Current mood: curious
There's a correlation among the four photos at the top of today's entry. A Hollywood icon (Carole Lombard, upper left), next to a woman who portrayed her on screen (Jill Clayburgh in the 1976 film "Gable And Lombard"). The lady at lower left is, of course, Mary Pickford, and on the lower right is actress Lily Rabe, who was recently hired to play Pickford in a biopic set to begin production in 2013.
Now, here's the twist: Rabe is Clayburgh's daughter. Rabe, who turns 30 in June, has had success on the New York stage (most recently in "The Merchant Of Venice"), has made some TV appearances (including guesting on three of Dick Wolf's New York-based "Law & Order" series) and also acted in films (of which the best-known may be "Mona Lisa Smile").

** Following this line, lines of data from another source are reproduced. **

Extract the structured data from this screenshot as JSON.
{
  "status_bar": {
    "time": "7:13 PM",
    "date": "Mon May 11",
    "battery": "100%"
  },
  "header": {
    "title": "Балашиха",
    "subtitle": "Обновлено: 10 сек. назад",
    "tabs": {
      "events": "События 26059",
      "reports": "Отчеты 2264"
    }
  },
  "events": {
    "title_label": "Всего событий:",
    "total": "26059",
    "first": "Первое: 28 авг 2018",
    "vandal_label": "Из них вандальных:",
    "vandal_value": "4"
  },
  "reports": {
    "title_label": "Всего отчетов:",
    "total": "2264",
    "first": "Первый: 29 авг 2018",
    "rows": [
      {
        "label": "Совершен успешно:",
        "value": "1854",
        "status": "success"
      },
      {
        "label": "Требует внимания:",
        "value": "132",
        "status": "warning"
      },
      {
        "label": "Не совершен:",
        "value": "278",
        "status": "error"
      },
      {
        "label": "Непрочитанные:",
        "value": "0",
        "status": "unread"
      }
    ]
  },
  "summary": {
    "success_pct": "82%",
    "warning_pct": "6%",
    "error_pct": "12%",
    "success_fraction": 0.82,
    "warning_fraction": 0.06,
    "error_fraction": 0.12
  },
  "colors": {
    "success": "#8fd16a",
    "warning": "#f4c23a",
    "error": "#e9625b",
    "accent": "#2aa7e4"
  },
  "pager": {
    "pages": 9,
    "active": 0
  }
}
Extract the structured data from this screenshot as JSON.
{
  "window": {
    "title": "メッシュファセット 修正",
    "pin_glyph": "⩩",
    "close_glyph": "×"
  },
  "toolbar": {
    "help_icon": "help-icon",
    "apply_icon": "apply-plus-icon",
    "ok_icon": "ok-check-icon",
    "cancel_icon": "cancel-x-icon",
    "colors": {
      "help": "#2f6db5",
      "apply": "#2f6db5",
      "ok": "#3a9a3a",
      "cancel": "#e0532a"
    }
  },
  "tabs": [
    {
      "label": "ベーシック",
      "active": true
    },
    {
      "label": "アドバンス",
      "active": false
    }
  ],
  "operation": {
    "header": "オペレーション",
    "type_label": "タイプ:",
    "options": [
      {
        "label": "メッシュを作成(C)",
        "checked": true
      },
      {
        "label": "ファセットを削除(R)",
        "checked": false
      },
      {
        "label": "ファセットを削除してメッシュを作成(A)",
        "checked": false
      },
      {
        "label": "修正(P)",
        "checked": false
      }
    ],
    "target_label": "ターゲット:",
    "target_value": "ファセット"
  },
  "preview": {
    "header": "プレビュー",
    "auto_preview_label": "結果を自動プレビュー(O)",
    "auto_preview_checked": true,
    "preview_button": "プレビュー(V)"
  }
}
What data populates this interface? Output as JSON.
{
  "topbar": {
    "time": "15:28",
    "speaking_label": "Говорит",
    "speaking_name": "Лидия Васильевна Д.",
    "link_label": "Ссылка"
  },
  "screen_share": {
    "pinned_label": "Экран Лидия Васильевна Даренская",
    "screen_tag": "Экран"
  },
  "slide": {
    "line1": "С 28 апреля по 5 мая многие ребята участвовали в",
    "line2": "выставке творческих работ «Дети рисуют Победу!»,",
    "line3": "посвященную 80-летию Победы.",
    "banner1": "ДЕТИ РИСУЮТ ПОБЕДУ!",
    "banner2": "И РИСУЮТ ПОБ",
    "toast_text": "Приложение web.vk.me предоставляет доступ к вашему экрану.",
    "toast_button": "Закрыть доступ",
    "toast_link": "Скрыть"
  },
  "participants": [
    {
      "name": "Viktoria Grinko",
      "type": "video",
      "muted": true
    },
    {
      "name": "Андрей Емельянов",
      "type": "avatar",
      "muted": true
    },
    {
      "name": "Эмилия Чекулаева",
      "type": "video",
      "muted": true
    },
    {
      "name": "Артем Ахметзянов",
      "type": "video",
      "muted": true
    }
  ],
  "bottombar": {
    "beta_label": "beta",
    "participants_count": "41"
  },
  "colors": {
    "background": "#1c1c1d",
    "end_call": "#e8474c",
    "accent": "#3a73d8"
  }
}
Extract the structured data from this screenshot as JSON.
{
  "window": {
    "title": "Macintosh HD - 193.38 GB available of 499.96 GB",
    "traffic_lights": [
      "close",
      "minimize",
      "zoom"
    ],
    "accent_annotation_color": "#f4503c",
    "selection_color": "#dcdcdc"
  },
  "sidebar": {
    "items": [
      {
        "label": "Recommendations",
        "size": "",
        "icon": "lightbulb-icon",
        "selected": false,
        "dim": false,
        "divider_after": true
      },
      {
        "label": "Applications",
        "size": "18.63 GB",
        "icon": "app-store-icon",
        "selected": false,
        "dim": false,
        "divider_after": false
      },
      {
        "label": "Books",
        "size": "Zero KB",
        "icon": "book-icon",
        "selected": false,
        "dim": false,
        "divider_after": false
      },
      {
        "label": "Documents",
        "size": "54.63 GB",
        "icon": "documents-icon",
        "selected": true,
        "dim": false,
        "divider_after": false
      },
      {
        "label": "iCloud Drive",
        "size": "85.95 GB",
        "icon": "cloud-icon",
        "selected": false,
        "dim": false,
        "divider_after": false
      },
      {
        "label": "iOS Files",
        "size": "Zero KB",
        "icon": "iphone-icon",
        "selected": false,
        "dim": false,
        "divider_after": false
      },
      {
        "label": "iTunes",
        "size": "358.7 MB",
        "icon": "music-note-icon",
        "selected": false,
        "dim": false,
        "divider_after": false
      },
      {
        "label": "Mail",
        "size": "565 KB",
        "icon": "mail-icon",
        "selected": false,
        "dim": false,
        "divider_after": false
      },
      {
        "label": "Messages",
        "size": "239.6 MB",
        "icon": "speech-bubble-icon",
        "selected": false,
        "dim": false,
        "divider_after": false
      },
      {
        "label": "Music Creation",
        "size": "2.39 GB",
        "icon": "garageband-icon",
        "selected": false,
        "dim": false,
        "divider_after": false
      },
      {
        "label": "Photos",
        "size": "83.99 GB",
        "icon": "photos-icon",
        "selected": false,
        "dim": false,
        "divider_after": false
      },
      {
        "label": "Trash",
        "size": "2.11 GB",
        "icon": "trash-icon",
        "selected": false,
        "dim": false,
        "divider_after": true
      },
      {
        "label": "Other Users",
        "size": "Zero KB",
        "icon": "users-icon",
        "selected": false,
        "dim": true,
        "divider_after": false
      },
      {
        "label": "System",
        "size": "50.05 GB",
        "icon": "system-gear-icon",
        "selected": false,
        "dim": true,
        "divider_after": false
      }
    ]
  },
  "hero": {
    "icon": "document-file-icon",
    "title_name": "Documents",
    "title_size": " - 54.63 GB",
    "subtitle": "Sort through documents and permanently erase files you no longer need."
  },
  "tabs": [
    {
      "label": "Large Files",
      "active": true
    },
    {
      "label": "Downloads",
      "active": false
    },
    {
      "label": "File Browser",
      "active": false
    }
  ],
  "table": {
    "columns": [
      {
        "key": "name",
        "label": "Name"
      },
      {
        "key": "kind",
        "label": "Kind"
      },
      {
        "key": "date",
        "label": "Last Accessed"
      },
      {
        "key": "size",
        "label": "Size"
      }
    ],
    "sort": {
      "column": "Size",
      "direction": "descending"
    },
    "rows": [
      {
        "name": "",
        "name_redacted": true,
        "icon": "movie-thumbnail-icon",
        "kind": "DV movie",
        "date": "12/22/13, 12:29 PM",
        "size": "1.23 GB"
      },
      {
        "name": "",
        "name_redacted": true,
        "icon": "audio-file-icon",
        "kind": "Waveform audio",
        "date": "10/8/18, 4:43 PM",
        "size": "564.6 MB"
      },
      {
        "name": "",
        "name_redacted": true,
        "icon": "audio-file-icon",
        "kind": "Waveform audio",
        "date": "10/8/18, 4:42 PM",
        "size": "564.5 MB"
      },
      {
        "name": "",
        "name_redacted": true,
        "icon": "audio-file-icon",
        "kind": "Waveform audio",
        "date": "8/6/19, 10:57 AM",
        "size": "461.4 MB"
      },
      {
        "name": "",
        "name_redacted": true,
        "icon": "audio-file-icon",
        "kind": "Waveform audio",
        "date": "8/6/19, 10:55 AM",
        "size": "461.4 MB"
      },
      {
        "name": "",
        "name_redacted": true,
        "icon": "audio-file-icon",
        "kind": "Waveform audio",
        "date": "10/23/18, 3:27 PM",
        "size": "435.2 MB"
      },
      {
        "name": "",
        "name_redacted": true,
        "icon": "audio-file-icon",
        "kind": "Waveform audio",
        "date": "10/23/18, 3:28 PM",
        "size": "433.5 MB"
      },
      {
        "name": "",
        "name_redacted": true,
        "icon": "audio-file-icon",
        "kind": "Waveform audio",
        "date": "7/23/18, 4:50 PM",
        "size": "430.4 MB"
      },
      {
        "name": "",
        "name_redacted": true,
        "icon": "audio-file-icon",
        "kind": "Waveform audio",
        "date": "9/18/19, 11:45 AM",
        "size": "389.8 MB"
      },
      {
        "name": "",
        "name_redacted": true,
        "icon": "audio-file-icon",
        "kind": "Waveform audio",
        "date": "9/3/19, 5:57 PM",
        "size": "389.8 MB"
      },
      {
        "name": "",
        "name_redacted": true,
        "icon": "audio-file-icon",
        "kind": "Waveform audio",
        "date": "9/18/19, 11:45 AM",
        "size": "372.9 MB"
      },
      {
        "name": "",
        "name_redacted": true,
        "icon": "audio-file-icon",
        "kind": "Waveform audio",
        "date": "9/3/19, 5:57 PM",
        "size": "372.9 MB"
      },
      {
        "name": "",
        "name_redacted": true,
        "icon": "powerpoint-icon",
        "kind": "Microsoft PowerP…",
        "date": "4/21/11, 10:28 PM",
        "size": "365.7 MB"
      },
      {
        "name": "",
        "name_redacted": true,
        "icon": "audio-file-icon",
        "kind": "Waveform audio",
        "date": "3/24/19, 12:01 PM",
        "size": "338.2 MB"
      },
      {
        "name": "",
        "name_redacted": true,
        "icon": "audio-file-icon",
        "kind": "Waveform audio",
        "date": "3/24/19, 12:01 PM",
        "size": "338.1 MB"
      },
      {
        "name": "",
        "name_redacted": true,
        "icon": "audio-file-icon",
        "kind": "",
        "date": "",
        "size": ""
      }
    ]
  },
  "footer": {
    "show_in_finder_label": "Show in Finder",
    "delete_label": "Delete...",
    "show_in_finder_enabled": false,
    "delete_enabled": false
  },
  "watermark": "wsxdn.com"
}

The yet-to-be-titled film will be adapted from Eileen Whitfield's biography, "Pickford: The Woman Who Made Hollywood." It's being produced by a group known as Poverty Row Entertainment, headed by Julie Pacino (yep, Al's daughter) and Jennifer DeLia, who will direct the film. Compared to the big-studio "Gable And Lombard," an attempt to cash in on the 1930s nostalgia craze of the mid-seventies, this will be art-house fare all the way, and we hope it should thus be able to tell Pickford's story of her stardom as an artist and success as a businesswoman without resorting to Hollywood cliches. (Josh Fagin will adapt the book.) For those of us who love Hollywood history, and want to clear the many misconceptions about Pickford (http://carole-and-co.livejournal.com/4
Pacino and DeLia have yet to cast other roles, including Charlie Chaplin, Douglas Fairbanks and D.W. Griffith, who along with Pickford founded United Artists in 1919. (Might Josh Brolin, son of James Brolin, who played Clark Gable in "Gable And Lombard," be available? Just mischievous thinking on my part.)
According to DeLia, “Meeting Lily really sealed the deal as not only did she already know a lot about Pickford but also, we were instantly able to visually place Lily in that time, right into Mary’s shoes.”
One presumes Rabe (whose father is noted playwright David Rabe) has seen her mother's performance as Lombard -- but Lily may be unaware of Carole's ties to Pickford. She had a small, unbilled part in Mary's 1927 comedy "My Best Girl" (http://carole-and-co.livejournal.com/3
The only regret is that Clayburgh won't be here to see this; she died of leukemia in November 2010.